_About this exercise:_
Your answer should restate each line of the data below word for word.

________________________

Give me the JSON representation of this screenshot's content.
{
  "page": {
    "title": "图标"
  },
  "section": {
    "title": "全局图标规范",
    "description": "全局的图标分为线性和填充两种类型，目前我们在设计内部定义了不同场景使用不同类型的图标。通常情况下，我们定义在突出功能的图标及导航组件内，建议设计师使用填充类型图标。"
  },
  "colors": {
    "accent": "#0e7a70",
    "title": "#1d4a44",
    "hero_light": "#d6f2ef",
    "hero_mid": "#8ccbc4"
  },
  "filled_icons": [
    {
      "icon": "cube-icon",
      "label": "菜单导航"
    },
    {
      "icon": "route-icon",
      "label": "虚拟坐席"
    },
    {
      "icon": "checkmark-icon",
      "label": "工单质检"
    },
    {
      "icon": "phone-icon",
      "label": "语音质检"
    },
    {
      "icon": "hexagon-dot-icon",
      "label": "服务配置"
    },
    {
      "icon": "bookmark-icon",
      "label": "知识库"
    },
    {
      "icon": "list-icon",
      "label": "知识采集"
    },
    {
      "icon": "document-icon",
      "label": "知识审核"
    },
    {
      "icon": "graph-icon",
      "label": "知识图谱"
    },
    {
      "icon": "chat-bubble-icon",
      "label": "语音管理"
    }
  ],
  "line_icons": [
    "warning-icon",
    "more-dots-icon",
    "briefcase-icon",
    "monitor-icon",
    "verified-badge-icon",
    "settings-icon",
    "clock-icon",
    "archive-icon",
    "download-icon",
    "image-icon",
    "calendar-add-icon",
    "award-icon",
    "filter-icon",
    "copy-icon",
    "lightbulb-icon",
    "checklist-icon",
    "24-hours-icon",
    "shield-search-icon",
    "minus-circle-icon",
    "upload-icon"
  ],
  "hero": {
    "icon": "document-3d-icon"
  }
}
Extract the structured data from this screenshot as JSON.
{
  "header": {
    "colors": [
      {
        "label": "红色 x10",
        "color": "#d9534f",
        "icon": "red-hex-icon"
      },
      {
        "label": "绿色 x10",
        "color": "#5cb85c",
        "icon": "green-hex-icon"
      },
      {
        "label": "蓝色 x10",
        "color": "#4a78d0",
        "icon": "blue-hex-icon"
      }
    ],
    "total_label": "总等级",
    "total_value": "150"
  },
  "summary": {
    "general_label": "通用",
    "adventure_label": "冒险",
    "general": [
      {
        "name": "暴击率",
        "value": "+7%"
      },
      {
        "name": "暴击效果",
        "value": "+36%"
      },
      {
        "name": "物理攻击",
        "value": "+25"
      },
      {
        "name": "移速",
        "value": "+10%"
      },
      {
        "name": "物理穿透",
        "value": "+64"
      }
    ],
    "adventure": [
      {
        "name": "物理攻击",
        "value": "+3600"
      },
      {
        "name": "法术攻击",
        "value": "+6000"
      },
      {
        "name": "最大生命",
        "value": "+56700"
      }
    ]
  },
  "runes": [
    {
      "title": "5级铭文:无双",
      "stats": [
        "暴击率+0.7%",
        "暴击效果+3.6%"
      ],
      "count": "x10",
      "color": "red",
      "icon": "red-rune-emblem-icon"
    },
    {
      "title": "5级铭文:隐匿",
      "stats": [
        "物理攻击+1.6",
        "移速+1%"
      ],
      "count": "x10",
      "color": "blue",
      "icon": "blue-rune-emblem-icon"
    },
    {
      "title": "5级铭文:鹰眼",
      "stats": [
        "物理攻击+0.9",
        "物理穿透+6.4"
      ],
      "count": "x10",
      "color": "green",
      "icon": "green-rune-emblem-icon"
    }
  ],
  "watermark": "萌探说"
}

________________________

_Reply:_
Give me the JSON representation of this screenshot's content.
{
  "page": {
    "title": "图标"
  },
  "section": {
    "title": "全局图标规范",
    "description": "全局的图标分为线性和填充两种类型，目前我们在设计内部定义了不同场景使用不同类型的图标。通常情况下，我们定义在突出功能的图标及导航组件内，建议设计师使用填充类型图标。"
  },
  "colors": {
    "accent": "#0e7a70",
    "title": "#1d4a44",
    "hero_light": "#d6f2ef",
    "hero_mid": "#8ccbc4"
  },
  "filled_icons": [
    {
      "icon": "cube-icon",
      "label": "菜单导航"
    },
    {
      "icon": "route-icon",
      "label": "虚拟坐席"
    },
    {
      "icon": "checkmark-icon",
      "label": "工单质检"
    },
    {
      "icon": "phone-icon",
      "label": "语音质检"
    },
    {
      "icon": "hexagon-dot-icon",
      "label": "服务配置"
    },
    {
      "icon": "bookmark-icon",
      "label": "知识库"
    },
    {
      "icon": "list-icon",
      "label": "知识采集"
    },
    {
      "icon": "document-icon",
      "label": "知识审核"
    },
    {
      "icon": "graph-icon",
      "label": "知识图谱"
    },
    {
      "icon": "chat-bubble-icon",
      "label": "语音管理"
    }
  ],
  "line_icons": [
    "warning-icon",
    "more-dots-icon",
    "briefcase-icon",
    "monitor-icon",
    "verified-badge-icon",
    "settings-icon",
    "clock-icon",
    "archive-icon",
    "download-icon",
    "image-icon",
    "calendar-add-icon",
    "award-icon",
    "filter-icon",
    "copy-icon",
    "lightbulb-icon",
    "checklist-icon",
    "24-hours-icon",
    "shield-search-icon",
    "minus-circle-icon",
    "upload-icon"
  ],
  "hero": {
    "icon": "document-3d-icon"
  }
}
Extract the structured data from this screenshot as JSON.
{
  "header": {
    "colors": [
      {
        "label": "红色 x10",
        "color": "#d9534f",
        "icon": "red-hex-icon"
      },
      {
        "label": "绿色 x10",
        "color": "#5cb85c",
        "icon": "green-hex-icon"
      },
      {
        "label": "蓝色 x10",
        "color": "#4a78d0",
        "icon": "blue-hex-icon"
      }
    ],
    "total_label": "总等级",
    "total_value": "150"
  },
  "summary": {
    "general_label": "通用",
    "adventure_label": "冒险",
    "general": [
      {
        "name": "暴击率",
        "value": "+7%"
      },
      {
        "name": "暴击效果",
        "value": "+36%"
      },
      {
        "name": "物理攻击",
        "value": "+25"
      },
      {
        "name": "移速",
        "value": "+10%"
      },
      {
        "name": "物理穿透",
        "value": "+64"
      }
    ],
    "adventure": [
      {
        "name": "物理攻击",
        "value": "+3600"
      },
      {
        "name": "法术攻击",
        "value": "+6000"
      },
      {
        "name": "最大生命",
        "value": "+56700"
      }
    ]
  },
  "runes": [
    {
      "title": "5级铭文:无双",
      "stats": [
        "暴击率+0.7%",
        "暴击效果+3.6%"
      ],
      "count": "x10",
      "color": "red",
      "icon": "red-rune-emblem-icon"
    },
    {
      "title": "5级铭文:隐匿",
      "stats": [
        "物理攻击+1.6",
        "移速+1%"
      ],
      "count": "x10",
      "color": "blue",
      "icon": "blue-rune-emblem-icon"
    },
    {
      "title": "5级铭文:鹰眼",
      "stats": [
        "物理攻击+0.9",
        "物理穿透+6.4"
      ],
      "count": "x10",
      "color": "green",
      "icon": "green-rune-emblem-icon"
    }
  ],
  "watermark": "萌探说"
}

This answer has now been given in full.